**Problem details:** Reproduce all the entries beneath this sentence exactly.

Excerpts from an interface dataset
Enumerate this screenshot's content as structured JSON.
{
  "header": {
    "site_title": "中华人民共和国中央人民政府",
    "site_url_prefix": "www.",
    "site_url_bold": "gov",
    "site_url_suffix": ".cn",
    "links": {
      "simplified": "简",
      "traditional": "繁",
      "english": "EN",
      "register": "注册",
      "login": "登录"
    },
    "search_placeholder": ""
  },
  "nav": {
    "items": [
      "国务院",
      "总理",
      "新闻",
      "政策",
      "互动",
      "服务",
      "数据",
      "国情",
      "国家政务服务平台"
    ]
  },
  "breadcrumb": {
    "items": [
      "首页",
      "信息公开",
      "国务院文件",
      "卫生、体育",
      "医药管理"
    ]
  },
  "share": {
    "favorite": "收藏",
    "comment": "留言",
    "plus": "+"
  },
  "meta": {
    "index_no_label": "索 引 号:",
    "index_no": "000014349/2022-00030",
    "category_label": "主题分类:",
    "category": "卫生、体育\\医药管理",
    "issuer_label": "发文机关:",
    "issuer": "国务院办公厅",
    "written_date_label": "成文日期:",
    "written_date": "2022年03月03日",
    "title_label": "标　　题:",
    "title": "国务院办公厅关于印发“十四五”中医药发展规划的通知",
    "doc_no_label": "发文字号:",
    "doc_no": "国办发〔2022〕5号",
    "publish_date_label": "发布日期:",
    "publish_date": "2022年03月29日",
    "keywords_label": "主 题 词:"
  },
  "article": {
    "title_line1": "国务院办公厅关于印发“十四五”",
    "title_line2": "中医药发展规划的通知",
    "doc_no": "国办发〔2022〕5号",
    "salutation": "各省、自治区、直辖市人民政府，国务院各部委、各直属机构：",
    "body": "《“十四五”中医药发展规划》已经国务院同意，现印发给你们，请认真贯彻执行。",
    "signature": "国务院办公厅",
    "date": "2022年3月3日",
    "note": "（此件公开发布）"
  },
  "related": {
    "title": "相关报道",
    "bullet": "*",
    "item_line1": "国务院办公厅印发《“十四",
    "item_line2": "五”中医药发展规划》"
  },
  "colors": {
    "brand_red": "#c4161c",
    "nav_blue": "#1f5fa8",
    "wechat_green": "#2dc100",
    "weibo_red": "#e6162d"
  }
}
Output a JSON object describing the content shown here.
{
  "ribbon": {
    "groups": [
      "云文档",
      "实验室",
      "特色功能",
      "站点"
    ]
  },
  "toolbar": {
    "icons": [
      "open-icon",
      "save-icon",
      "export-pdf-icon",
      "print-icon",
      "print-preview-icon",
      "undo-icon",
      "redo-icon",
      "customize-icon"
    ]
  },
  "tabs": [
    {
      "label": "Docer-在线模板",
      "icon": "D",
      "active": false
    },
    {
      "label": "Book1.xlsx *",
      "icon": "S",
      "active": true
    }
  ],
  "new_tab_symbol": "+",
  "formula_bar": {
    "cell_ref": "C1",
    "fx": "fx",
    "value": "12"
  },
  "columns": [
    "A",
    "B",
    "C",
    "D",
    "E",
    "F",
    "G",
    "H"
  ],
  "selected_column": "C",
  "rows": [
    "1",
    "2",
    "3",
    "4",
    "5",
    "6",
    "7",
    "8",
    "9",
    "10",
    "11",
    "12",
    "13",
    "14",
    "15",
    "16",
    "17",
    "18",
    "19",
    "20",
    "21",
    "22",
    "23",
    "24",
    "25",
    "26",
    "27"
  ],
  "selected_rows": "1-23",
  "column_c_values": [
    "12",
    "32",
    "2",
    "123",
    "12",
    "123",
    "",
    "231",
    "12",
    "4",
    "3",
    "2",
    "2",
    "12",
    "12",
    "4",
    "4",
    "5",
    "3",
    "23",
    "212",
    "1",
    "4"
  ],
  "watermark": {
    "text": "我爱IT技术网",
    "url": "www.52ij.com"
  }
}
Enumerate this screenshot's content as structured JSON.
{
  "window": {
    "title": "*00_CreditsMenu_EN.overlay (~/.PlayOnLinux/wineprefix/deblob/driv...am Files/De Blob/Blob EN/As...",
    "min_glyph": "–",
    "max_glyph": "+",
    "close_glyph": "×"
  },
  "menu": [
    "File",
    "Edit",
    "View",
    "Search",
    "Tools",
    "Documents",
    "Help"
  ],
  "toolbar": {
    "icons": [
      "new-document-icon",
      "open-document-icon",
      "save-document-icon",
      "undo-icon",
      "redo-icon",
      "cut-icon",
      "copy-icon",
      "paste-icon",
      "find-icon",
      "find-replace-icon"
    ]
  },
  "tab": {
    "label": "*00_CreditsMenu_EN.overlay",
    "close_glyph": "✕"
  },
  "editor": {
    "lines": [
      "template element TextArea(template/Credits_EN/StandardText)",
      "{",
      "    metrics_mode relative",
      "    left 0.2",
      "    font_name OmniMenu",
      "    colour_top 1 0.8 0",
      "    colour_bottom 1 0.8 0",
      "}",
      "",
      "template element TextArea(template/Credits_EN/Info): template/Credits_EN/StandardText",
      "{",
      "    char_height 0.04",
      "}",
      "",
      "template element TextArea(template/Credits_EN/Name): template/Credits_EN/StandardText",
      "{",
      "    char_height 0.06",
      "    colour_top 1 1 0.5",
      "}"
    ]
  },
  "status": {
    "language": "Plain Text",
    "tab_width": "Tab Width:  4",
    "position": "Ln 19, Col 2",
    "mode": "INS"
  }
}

**Response to this task:**
Enumerate this screenshot's content as structured JSON.
{
  "header": {
    "site_title": "中华人民共和国中央人民政府",
    "site_url_prefix": "www.",
    "site_url_bold": "gov",
    "site_url_suffix": ".cn",
    "links": {
      "simplified": "简",
      "traditional": "繁",
      "english": "EN",
      "register": "注册",
      "login": "登录"
    },
    "search_placeholder": ""
  },
  "nav": {
    "items": [
      "国务院",
      "总理",
      "新闻",
      "政策",
      "互动",
      "服务",
      "数据",
      "国情",
      "国家政务服务平台"
    ]
  },
  "breadcrumb": {
    "items": [
      "首页",
      "信息公开",
      "国务院文件",
      "卫生、体育",
      "医药管理"
    ]
  },
  "share": {
    "favorite": "收藏",
    "comment": "留言",
    "plus": "+"
  },
  "meta": {
    "index_no_label": "索 引 号:",
    "index_no": "000014349/2022-00030",
    "category_label": "主题分类:",
    "category": "卫生、体育\\医药管理",
    "issuer_label": "发文机关:",
    "issuer": "国务院办公厅",
    "written_date_label": "成文日期:",
    "written_date": "2022年03月03日",
    "title_label": "标　　题:",
    "title": "国务院办公厅关于印发“十四五”中医药发展规划的通知",
    "doc_no_label": "发文字号:",
    "doc_no": "国办发〔2022〕5号",
    "publish_date_label": "发布日期:",
    "publish_date": "2022年03月29日",
    "keywords_label": "主 题 词:"
  },
  "article": {
    "title_line1": "国务院办公厅关于印发“十四五”",
    "title_line2": "中医药发展规划的通知",
    "doc_no": "国办发〔2022〕5号",
    "salutation": "各省、自治区、直辖市人民政府，国务院各部委、各直属机构：",
    "body": "《“十四五”中医药发展规划》已经国务院同意，现印发给你们，请认真贯彻执行。",
    "signature": "国务院办公厅",
    "date": "2022年3月3日",
    "note": "（此件公开发布）"
  },
  "related": {
    "title": "相关报道",
    "bullet": "*",
    "item_line1": "国务院办公厅印发《“十四",
    "item_line2": "五”中医药发展规划》"
  },
  "colors": {
    "brand_red": "#c4161c",
    "nav_blue": "#1f5fa8",
    "wechat_green": "#2dc100",
    "weibo_red": "#e6162d"
  }
}
Output a JSON object describing the content shown here.
{
  "ribbon": {
    "groups": [
      "云文档",
      "实验室",
      "特色功能",
      "站点"
    ]
  },
  "toolbar": {
    "icons": [
      "open-icon",
      "save-icon",
      "export-pdf-icon",
      "print-icon",
      "print-preview-icon",
      "undo-icon",
      "redo-icon",
      "customize-icon"
    ]
  },
  "tabs": [
    {
      "label": "Docer-在线模板",
      "icon": "D",
      "active": false
    },
    {
      "label": "Book1.xlsx *",
      "icon": "S",
      "active": true
    }
  ],
  "new_tab_symbol": "+",
  "formula_bar": {
    "cell_ref": "C1",
    "fx": "fx",
    "value": "12"
  },
  "columns": [
    "A",
    "B",
    "C",
    "D",
    "E",
    "F",
    "G",
    "H"
  ],
  "selected_column": "C",
  "rows": [
    "1",
    "2",
    "3",
    "4",
    "5",
    "6",
    "7",
    "8",
    "9",
    "10",
    "11",
    "12",
    "13",
    "14",
    "15",
    "16",
    "17",
    "18",
    "19",
    "20",
    "21",
    "22",
    "23",
    "24",
    "25",
    "26",
    "27"
  ],
  "selected_rows": "1-23",
  "column_c_values": [
    "12",
    "32",
    "2",
    "123",
    "12",
    "123",
    "",
    "231",
    "12",
    "4",
    "3",
    "2",
    "2",
    "12",
    "12",
    "4",
    "4",
    "5",
    "3",
    "23",
    "212",
    "1",
    "4"
  ],
  "watermark": {
    "text": "我爱IT技术网",
    "url": "www.52ij.com"
  }
}
Enumerate this screenshot's content as structured JSON.
{
  "window": {
    "title": "*00_CreditsMenu_EN.overlay (~/.PlayOnLinux/wineprefix/deblob/driv...am Files/De Blob/Blob EN/As...",
    "min_glyph": "–",
    "max_glyph": "+",
    "close_glyph": "×"
  },
  "menu": [
    "File",
    "Edit",
    "View",
    "Search",
    "Tools",
    "Documents",
    "Help"
  ],
  "toolbar": {
    "icons": [
      "new-document-icon",
      "open-document-icon",
      "save-document-icon",
      "undo-icon",
      "redo-icon",
      "cut-icon",
      "copy-icon",
      "paste-icon",
      "find-icon",
      "find-replace-icon"
    ]
  },
  "tab": {
    "label": "*00_CreditsMenu_EN.overlay",
    "close_glyph": "✕"
  },
  "editor": {
    "lines": [
      "template element TextArea(template/Credits_EN/StandardText)",
      "{",
      "    metrics_mode relative",
      "    left 0.2",
      "    font_name OmniMenu",
      "    colour_top 1 0.8 0",
      "    colour_bottom 1 0.8 0",
      "}",
      "",
      "template element TextArea(template/Credits_EN/Info): template/Credits_EN/StandardText",
      "{",
      "    char_height 0.04",
      "}",
      "",
      "template element TextArea(template/Credits_EN/Name): template/Credits_EN/StandardText",
      "{",
      "    char_height 0.06",
      "    colour_top 1 1 0.5",
      "}"
    ]
  },
  "status": {
    "language": "Plain Text",
    "tab_width": "Tab Width:  4",
    "position": "Ln 19, Col 2",
    "mode": "INS"
  }
}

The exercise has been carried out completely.